Amongst the many causes worth supporting, why do you give to the arts?
Art has given me multiple times over what I could ever have imagined. It has given me the opportunity to understand, discuss and argue about ideas from artists. That’s the power of a singular artwork – even if it’s a banana that is pinned to the wall. I don’t get it either. But why is it that I don’t get it? Is it that I’m not smart enough? Maybe there’s something I’m not seeing or feeling. Or maybe this exact feeling is what the artist wants to get out of me. The ability to start a discussion like that is so difficult and art has the ability to do that really well.
Supporting the arts may not seem easy because you don’t see the immediate benefits, such as when you donate to a hospice and you can see the work being done. But at the very essence of it, giving to the arts is like a vote of confidence for better and clearer communication between us all. It’s about the exchange of ideas. It’s about helping us understand each other better.
Kenneth and his wife Penny (right) with the artist Suzann (middle). Image courtesy of Kenneth Tan.
How are the rest of your family, including your two sons, involved in your journey with the arts? What do you hope they learn from it?
My wife is very supportive and she similarly recognises that this is a journey that both of us are on. Ultimately, I hope they can learn that my love and support for the arts means that there is always more than one view point, more than one way to live, more than one way to communicate.
What are you looking forward to seeing in SAM when it reopens?

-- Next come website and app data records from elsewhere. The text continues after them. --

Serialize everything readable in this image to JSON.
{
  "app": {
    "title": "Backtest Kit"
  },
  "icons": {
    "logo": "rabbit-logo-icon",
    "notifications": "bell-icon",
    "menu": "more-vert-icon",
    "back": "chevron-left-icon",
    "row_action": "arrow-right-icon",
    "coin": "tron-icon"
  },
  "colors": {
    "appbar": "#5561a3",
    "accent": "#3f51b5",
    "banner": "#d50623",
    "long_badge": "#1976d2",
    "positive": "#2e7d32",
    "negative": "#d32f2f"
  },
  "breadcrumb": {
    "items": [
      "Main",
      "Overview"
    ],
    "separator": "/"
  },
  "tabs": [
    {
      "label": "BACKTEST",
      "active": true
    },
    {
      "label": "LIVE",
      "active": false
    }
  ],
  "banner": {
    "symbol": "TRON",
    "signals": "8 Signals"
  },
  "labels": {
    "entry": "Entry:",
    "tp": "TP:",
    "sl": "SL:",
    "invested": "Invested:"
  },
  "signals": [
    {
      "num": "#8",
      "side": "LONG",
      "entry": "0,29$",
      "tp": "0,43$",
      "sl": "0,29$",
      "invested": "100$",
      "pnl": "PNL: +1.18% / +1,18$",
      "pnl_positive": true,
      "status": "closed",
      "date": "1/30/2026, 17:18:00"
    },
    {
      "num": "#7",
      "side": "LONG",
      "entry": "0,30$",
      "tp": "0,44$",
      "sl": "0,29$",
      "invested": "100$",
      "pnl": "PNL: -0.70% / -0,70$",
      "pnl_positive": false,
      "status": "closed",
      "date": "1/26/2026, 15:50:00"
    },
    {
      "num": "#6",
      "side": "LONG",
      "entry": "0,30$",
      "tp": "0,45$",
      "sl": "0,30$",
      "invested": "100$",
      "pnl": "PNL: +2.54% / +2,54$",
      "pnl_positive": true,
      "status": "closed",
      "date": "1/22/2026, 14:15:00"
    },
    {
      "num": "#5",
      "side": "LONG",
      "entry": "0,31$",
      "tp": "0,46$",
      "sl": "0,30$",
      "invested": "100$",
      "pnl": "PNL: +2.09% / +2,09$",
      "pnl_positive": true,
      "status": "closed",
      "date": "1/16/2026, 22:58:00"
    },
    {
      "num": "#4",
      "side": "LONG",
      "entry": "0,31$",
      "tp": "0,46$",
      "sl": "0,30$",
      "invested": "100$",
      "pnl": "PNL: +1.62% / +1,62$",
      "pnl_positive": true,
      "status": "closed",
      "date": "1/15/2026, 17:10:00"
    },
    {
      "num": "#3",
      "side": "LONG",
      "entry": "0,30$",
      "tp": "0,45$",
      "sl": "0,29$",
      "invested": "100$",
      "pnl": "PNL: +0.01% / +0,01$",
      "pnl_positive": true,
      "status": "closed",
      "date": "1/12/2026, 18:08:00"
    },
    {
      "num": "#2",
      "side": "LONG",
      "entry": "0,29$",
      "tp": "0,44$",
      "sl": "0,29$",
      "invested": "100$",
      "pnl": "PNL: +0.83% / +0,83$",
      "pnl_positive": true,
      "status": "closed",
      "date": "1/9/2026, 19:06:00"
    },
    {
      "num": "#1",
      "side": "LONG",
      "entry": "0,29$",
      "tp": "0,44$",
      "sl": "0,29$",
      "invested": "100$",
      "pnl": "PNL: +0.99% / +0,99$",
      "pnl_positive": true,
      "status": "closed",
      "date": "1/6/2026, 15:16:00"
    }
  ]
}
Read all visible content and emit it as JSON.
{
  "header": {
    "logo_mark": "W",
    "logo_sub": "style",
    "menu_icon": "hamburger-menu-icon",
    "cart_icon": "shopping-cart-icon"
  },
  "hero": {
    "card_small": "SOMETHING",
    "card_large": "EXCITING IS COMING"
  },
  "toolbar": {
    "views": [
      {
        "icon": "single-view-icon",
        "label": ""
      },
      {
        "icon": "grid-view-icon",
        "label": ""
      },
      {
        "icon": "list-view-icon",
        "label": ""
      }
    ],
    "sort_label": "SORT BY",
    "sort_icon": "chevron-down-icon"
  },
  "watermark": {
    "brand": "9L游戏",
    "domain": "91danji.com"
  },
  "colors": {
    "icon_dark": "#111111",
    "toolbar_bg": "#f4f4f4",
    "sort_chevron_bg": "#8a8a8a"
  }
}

As a Singapore art museum, it needs to capture the imagination of the public, and have the energy to start a discourse among its visitors that ultimately furthers our understanding of not just each other, but of humanity.
That’s a big task.